I sit at my desk and look out the window. Through bare trees in the foreground and across sunny fields to the distant hills of Vermont, I see the view that has become as familiar as seeing my friend Pril and her two Labrador Retrievers who now walk across the scene. In this place I have gazed at the greening fields in spring, watched the deer leap across the open spaces, felt the sharpening of light in fall and the silence of snow in winter. This is my haven, my place for contemplation and inspiration.
But today I feel anything but peaceful. Today I am waiting for my husband to come home so that we can make a counter-offer on our house. We’ve had the house on the market for months, but now someone has made an offer, and suddenly the idea of moving has become a reality.
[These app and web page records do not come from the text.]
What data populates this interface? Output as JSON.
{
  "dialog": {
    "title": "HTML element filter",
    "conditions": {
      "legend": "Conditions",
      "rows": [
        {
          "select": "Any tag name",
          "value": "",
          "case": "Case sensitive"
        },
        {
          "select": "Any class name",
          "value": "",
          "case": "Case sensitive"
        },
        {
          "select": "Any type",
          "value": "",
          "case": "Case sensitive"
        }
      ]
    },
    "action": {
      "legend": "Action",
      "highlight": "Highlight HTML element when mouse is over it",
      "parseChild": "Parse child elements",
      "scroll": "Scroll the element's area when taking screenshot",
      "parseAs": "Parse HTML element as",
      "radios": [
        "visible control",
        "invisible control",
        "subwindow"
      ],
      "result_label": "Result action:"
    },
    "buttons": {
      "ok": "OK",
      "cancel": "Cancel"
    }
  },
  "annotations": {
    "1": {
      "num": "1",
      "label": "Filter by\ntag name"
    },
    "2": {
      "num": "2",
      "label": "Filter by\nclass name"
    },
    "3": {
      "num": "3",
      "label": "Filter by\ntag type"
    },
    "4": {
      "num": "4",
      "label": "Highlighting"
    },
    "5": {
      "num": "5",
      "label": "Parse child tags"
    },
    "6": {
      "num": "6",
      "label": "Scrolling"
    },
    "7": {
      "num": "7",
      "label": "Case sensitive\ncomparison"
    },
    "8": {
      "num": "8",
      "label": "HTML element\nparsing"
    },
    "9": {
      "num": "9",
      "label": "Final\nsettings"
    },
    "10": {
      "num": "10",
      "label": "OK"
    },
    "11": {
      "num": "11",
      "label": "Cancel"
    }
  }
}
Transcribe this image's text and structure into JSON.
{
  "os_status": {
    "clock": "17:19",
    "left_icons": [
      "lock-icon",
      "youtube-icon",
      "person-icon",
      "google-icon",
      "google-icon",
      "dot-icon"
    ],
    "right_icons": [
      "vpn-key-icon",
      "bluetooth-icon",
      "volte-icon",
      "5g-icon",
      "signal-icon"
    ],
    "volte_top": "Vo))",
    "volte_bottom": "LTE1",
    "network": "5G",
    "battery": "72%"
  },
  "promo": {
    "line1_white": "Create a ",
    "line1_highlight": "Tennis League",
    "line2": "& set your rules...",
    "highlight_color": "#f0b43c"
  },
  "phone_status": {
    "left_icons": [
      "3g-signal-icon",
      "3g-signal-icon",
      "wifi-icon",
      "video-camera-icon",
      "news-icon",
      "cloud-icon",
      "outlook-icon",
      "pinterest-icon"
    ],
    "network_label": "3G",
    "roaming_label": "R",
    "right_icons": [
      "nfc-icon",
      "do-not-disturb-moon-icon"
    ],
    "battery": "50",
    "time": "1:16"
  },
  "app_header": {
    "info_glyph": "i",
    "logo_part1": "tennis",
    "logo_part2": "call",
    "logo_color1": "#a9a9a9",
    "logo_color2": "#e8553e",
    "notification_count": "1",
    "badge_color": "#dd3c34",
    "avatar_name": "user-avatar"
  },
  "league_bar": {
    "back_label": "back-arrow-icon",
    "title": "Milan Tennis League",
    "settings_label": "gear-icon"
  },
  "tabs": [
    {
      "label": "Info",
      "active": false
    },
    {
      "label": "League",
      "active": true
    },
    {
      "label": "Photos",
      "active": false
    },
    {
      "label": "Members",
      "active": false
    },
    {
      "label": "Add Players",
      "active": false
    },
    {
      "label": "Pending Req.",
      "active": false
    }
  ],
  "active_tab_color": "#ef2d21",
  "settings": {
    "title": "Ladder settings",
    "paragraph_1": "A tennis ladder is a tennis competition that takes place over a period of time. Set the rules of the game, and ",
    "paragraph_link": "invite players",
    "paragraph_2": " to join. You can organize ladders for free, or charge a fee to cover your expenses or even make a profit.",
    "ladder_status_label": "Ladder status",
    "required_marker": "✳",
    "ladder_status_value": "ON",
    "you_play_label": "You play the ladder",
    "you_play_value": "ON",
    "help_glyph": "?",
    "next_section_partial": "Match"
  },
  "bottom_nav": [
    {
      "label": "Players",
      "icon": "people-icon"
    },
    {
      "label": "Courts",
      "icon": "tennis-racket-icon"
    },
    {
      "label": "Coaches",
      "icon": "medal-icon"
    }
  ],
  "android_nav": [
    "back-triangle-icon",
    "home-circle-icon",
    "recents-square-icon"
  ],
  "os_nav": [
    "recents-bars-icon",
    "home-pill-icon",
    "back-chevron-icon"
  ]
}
I shift positions in my chair, go downstairs for tea, skip around on the internet, and fret. Will the deal fall through? Will we end up with a house still for sale on an already-glutted market?
Beneath the surface of my thoughts, I am aware of a deeper meaning. Soon this place where I sit and gaze will no longer be my place of refuge, and this house, the house we designed and built, our dream house, will no longer be our home. A change is coming, a seismic shift that will disrupt my orientation to the world.
We want to move to be near our daughter and granddaughter. To be a part of this new life, this spark of energy and brightness that is a grandchild, that has brought such joy and hope, such a sense of renewal into the family, is something I yearn toward, like turning my face to the sun on a chilly day.
But yet, to leave our dream house, our community, the place where we have friends and roots?
Moving On, Emotionally and Otherwise
I’ve never felt so torn, so drawn in two different directions at the same time, as I have in the past year. Because, although I’ve moved many times in my life, this move is more than just a physical move. This involves a transition from one stage of life to the next.
In my practice as a psychotherapist, I’ve worked with many people who are adjusting to new lives as grandparents, whether living near or far, whether caring for the grandkids or negotiating visits and relationships. But until now, until experiencing it myself, I haven’t known how profound the changes can be.
The psychologist Erik Ericson observed that our lives progress in stages, and that each stage has challenges and tasks. The last two stages are generativity and ego integrity. Generativity occurs in middle adulthood, which takes us though age 65. This is a time to generate, to make contributions beyond ourselves and our own lives. We can find fulfillment in caring for the younger generations or in giving to the community. In the last stage of life, at maturity, our challenge is to integrate the ego through letting go - of attachments to success or possessions - and to find fulfillment and wisdom in our connection with the greater world.
A flock of cedar waxwings descends on the crabapple tree in the yard, with their little black masks and the sparks of yellow at their tails, and they flick to and fro, plucking last year’s fruit from the tree, chattering and singing life into the atmosphere.
This year, I realize, I am doing both of Ericson’s last two stages. I will be taking more of a role in the care of a new generation and I will be letting go of the landscape of my present life – the house, my friend next door, and my attachment to this particular place on earth. Any transition involves a letting go of the old, and letting go involves a loss. So I know that, in spite of the fact that I greatly look forward to my new life and being with my granddaughter, I must let go of my home, I must feel that loss, and I must grieve.
Finding Peace With the Decision
My husband comes home, and we call our realtor with our counter-offer. I busy myself with laundry and to-do lists and try not to let my thoughts and worries run amok. I come back to my desk to attend to emails.
When I look up, the birds are gone, and the crabapple tree is silent and bare. I gaze across the empty field to the hills and the clouds in the sky above. And I recall a line from Thich Nat Han:
Peace is all around us – in the world and in nature –
and within us – in our bodies and our spirits.
Once we learn to touch this peace,
We will be healed and transformed.
So that even within the loss and the grief, as well as within the excitement and hope for a new generation, I can let go. Peace within.
How well do you get along with your grandchild and other family members? Want to know if your personalities mesh?Find out here.